Brief: Please give the count of lines below with the string "Automated" in them, and no other words.

(Items from an interface collection)
┏━━
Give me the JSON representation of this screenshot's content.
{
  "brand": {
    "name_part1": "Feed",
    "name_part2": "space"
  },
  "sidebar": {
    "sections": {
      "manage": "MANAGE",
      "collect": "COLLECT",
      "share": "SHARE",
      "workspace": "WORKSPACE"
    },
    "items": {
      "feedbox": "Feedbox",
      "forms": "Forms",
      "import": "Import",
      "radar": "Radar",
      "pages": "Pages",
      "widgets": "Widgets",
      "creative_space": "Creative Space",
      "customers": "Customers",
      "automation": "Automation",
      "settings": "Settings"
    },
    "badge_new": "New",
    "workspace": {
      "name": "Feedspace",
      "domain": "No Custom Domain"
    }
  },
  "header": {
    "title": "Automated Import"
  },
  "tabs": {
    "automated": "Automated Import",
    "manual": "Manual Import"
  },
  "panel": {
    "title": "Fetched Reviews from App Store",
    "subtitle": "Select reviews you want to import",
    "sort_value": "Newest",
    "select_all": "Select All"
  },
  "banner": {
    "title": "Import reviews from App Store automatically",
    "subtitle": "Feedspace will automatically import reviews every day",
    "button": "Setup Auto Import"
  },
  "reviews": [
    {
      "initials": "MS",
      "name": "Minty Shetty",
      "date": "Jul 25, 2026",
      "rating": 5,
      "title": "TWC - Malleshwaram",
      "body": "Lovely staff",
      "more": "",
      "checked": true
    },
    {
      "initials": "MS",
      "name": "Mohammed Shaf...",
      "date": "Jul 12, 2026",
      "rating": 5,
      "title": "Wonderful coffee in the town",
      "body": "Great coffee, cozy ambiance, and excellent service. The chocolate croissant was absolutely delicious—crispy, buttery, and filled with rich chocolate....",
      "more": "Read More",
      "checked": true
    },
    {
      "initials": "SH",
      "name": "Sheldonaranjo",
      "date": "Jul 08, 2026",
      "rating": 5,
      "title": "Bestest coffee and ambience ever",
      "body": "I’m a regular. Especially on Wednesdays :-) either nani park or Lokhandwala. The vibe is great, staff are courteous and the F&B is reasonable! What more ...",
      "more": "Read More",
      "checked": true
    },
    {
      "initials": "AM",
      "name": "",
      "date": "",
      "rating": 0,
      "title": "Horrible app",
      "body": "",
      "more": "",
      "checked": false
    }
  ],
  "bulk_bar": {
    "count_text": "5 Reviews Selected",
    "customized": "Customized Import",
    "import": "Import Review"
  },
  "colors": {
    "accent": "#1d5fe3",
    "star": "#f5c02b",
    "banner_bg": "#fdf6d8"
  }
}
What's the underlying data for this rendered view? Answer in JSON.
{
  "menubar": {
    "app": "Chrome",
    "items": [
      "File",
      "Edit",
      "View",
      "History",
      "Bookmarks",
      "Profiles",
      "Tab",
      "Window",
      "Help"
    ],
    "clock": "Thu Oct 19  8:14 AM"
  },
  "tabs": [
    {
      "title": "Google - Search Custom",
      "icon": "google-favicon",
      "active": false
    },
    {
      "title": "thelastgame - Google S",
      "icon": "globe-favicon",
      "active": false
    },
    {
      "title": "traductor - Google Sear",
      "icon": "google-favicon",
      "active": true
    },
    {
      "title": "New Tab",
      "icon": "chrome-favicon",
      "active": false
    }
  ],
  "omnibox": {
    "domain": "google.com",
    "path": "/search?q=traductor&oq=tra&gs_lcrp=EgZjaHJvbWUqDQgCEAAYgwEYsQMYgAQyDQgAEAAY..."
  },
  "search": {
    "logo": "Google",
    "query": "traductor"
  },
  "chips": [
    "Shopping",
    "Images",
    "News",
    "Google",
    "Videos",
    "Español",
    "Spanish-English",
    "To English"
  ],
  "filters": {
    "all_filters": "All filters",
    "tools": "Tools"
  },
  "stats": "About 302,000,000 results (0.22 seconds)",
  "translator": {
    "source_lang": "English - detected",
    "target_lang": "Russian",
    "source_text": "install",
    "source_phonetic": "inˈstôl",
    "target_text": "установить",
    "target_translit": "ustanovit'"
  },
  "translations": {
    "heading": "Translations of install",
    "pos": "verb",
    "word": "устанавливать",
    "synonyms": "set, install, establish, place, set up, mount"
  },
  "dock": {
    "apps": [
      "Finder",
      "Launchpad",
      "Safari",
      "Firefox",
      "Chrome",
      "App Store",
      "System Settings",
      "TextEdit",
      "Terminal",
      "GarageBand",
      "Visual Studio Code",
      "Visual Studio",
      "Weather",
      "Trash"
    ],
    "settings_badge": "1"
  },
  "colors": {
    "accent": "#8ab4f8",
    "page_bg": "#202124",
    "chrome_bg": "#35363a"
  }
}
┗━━
Exercise response: 2